▶ _Task directions_
Pick the lines holding the string "Referees" out of the records and copy them.

[Records excerpted from a collection]
- Opening Delimiter -

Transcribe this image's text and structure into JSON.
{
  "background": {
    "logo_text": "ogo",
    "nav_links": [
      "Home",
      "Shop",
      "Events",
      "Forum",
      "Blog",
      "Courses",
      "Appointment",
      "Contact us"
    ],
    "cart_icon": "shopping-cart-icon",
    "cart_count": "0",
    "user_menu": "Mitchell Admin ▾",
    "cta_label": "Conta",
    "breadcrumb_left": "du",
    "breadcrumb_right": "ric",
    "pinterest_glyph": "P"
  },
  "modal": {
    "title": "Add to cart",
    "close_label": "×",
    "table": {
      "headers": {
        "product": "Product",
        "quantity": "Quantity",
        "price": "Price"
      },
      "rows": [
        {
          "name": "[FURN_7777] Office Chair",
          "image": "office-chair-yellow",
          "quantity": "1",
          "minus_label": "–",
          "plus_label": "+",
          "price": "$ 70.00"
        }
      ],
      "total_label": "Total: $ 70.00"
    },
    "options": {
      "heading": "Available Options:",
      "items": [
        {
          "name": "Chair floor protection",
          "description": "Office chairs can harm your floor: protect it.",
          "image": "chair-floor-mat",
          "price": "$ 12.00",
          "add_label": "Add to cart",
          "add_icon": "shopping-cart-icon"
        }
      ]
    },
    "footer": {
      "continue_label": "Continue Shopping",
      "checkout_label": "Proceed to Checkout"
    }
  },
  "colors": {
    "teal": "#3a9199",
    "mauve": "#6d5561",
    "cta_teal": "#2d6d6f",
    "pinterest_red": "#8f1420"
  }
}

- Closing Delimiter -
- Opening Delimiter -

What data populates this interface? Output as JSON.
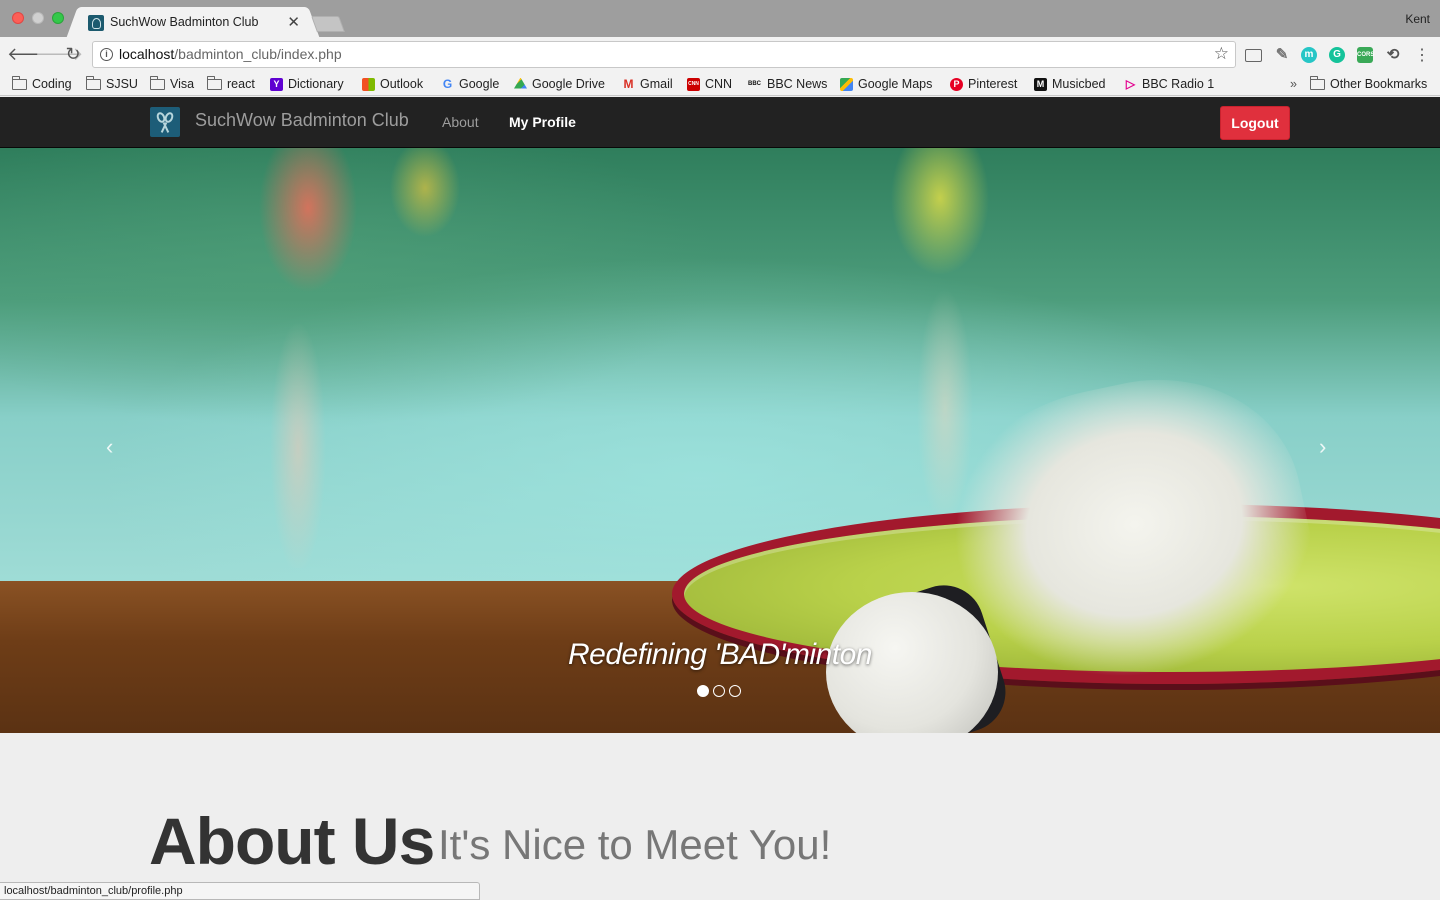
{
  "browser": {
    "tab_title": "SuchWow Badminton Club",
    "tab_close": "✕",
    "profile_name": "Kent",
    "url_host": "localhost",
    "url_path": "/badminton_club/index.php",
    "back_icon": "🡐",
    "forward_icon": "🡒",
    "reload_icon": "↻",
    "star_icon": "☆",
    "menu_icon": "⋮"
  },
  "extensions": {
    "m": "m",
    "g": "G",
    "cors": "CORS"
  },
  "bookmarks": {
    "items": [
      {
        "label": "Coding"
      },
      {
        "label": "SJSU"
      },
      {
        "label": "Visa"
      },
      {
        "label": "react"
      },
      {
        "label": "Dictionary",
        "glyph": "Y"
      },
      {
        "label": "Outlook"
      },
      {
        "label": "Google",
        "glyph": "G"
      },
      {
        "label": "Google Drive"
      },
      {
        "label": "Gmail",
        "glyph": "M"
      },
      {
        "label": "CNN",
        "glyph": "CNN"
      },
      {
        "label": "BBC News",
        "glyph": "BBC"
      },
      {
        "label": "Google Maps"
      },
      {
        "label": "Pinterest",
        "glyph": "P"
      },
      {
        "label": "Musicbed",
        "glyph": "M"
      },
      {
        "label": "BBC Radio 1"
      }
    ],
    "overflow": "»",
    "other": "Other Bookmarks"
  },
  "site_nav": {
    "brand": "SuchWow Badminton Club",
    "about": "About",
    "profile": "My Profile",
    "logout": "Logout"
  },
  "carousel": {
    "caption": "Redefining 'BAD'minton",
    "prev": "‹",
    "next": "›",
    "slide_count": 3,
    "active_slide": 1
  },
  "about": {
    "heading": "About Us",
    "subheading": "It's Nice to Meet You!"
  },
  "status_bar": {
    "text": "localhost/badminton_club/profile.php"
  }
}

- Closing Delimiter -
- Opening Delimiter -

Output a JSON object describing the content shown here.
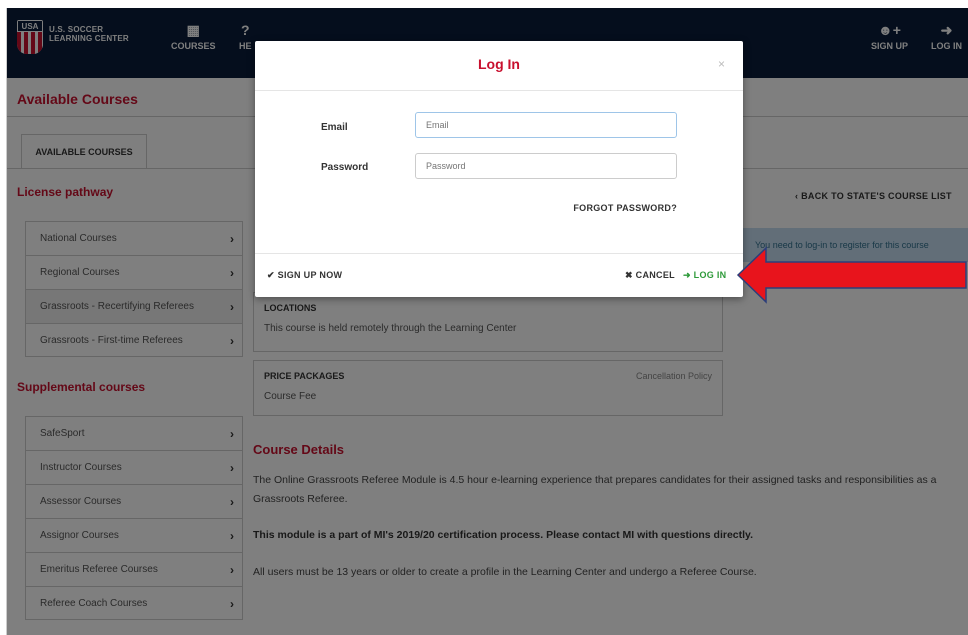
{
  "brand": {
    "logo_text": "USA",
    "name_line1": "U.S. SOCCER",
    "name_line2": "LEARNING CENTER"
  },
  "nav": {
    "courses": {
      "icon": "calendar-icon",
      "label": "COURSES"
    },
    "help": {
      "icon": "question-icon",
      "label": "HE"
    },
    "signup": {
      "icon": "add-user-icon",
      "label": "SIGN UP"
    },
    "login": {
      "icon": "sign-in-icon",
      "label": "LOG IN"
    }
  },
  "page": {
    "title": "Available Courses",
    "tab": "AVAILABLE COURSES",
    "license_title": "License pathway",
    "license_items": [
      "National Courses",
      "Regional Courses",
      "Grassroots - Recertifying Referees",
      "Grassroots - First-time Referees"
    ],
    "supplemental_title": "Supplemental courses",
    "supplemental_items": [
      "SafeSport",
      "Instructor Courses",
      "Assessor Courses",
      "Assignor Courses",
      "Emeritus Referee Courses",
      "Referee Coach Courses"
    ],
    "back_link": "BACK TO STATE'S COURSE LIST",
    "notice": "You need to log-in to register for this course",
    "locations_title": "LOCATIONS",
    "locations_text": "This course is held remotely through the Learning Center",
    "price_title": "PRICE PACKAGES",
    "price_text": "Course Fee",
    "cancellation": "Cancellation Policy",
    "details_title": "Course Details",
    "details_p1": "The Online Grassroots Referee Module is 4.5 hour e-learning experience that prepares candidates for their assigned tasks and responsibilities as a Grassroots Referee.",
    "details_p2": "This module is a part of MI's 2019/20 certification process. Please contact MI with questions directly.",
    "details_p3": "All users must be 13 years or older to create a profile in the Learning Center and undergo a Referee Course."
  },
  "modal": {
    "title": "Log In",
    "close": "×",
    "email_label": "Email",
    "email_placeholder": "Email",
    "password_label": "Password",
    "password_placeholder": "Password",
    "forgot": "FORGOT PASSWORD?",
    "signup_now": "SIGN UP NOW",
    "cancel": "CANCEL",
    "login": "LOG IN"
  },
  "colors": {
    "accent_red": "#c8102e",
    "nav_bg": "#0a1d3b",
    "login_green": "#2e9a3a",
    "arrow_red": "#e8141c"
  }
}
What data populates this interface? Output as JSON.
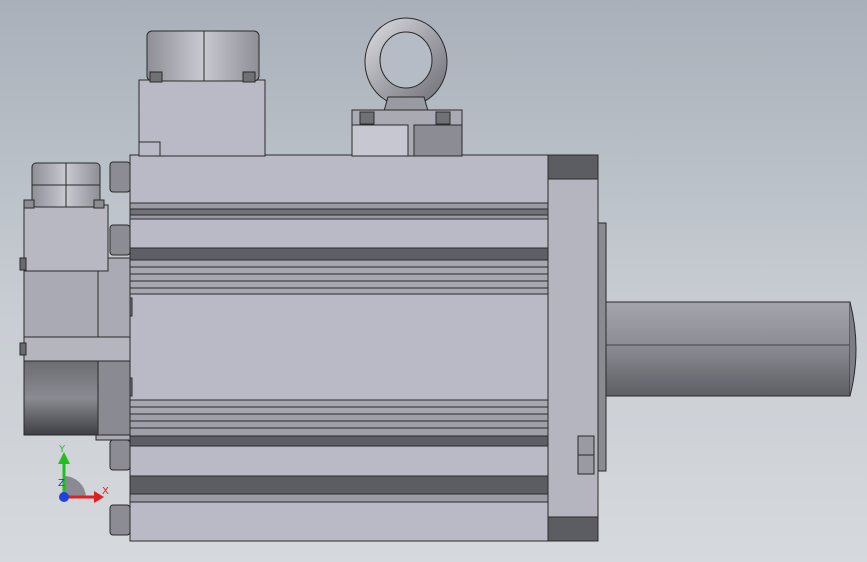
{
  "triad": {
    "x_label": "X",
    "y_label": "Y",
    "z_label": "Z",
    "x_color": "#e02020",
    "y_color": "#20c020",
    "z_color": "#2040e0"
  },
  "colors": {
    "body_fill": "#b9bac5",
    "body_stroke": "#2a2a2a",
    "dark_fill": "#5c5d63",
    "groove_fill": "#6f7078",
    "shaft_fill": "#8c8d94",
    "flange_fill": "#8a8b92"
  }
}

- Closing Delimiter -

▶ _Your response_
      "Grassroots - Recertifying Referees",
      "Grassroots - First-time Referees"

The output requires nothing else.